Go through the records and extract every line with the word "screenshot".
______________________________
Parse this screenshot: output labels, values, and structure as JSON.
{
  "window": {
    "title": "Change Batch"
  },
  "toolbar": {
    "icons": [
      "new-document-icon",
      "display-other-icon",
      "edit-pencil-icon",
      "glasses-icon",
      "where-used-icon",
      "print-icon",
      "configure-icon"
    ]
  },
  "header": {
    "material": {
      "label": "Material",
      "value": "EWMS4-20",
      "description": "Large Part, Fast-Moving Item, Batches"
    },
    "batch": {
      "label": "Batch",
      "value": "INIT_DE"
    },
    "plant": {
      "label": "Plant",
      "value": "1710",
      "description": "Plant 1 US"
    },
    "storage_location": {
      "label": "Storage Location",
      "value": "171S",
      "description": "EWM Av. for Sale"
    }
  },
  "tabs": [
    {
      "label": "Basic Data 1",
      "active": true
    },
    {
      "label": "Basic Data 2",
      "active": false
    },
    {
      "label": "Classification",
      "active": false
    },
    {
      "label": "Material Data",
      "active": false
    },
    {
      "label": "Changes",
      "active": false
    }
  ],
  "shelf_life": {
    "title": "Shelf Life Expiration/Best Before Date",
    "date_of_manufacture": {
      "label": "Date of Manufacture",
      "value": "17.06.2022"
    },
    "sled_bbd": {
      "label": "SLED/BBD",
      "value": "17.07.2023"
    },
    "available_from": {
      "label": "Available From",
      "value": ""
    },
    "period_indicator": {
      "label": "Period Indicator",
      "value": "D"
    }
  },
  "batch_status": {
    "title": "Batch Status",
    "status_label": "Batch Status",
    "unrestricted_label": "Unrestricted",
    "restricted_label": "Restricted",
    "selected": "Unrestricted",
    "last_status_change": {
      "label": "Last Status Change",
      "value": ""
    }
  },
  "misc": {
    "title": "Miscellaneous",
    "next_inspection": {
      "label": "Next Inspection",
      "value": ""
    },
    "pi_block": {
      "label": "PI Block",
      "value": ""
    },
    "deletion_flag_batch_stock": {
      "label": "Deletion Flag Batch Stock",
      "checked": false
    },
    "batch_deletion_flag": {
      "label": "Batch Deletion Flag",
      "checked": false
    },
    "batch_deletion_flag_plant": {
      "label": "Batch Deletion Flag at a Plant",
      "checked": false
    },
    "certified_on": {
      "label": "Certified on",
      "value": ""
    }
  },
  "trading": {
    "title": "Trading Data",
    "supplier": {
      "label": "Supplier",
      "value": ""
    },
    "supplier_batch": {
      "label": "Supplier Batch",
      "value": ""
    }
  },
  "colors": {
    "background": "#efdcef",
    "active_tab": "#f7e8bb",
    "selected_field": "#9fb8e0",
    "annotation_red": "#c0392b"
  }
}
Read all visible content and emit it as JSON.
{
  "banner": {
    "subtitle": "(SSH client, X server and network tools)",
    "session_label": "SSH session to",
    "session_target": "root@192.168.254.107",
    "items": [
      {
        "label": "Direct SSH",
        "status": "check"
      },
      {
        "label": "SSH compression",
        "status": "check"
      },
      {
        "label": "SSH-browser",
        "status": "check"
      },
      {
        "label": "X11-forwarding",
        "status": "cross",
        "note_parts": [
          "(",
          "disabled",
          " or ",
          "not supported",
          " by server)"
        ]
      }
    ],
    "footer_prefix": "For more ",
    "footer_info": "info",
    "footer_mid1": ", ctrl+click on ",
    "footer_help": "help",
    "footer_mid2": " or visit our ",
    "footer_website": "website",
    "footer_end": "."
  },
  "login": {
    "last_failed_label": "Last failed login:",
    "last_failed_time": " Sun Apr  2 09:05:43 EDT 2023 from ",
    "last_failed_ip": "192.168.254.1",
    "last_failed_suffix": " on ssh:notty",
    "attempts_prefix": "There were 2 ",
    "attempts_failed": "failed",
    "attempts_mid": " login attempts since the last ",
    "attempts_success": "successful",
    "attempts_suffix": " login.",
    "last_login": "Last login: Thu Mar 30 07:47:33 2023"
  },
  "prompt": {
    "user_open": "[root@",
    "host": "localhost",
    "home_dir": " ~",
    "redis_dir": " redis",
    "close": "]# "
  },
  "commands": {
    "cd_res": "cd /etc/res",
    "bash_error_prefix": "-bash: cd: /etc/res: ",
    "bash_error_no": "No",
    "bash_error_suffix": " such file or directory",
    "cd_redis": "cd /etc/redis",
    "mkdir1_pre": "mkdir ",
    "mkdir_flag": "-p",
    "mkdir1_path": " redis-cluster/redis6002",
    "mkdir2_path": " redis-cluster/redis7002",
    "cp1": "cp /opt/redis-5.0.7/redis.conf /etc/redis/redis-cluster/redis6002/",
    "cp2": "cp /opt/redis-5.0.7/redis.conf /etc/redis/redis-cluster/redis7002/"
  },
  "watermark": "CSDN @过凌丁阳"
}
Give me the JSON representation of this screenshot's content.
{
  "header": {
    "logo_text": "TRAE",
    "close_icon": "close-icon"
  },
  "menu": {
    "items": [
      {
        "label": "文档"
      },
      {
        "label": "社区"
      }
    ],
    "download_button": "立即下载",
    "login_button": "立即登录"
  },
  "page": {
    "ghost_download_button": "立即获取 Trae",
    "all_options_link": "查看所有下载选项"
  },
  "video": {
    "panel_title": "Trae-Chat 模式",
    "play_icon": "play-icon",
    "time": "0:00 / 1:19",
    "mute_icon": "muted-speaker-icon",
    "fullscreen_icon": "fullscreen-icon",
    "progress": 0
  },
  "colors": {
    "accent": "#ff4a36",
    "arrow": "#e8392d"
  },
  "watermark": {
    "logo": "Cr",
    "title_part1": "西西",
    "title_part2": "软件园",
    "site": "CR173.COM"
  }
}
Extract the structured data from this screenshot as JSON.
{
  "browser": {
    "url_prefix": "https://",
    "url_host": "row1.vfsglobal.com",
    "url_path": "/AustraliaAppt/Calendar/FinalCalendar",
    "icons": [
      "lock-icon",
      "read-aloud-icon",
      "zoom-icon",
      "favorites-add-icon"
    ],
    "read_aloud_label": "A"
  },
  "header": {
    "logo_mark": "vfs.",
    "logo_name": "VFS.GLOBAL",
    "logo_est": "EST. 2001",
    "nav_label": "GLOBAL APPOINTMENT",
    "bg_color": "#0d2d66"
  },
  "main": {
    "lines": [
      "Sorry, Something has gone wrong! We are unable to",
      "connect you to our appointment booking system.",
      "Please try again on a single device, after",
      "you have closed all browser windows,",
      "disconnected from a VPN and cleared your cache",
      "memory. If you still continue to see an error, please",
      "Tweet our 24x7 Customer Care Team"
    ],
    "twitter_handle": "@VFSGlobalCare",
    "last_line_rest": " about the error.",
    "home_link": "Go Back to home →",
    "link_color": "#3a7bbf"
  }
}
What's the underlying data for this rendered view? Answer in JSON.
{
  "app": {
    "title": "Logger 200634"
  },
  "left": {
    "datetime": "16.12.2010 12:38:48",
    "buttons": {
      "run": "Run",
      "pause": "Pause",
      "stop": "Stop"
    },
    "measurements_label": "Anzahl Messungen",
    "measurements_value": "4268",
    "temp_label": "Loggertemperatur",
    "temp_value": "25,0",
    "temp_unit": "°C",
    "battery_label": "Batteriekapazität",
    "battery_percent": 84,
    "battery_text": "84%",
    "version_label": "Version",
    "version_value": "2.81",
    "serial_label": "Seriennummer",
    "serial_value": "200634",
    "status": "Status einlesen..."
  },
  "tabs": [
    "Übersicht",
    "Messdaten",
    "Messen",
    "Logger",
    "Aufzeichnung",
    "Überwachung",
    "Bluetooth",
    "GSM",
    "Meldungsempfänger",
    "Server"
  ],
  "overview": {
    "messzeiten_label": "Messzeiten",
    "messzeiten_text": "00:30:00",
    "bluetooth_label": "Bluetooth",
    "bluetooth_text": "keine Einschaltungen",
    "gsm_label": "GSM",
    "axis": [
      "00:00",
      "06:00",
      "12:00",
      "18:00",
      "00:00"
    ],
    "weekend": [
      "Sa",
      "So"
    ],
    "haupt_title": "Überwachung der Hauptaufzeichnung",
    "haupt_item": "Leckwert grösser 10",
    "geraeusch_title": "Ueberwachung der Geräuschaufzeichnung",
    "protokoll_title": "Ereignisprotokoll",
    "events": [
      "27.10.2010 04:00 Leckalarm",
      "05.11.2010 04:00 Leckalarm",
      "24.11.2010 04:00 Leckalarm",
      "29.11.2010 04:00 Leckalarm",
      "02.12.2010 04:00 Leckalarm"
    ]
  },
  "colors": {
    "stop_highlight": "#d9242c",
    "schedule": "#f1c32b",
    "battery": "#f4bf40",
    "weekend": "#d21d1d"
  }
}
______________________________
### Exercise result
Parse this screenshot: output labels, values, and structure as JSON.
Give me the JSON representation of this screenshot's content.
Extract the structured data from this screenshot as JSON.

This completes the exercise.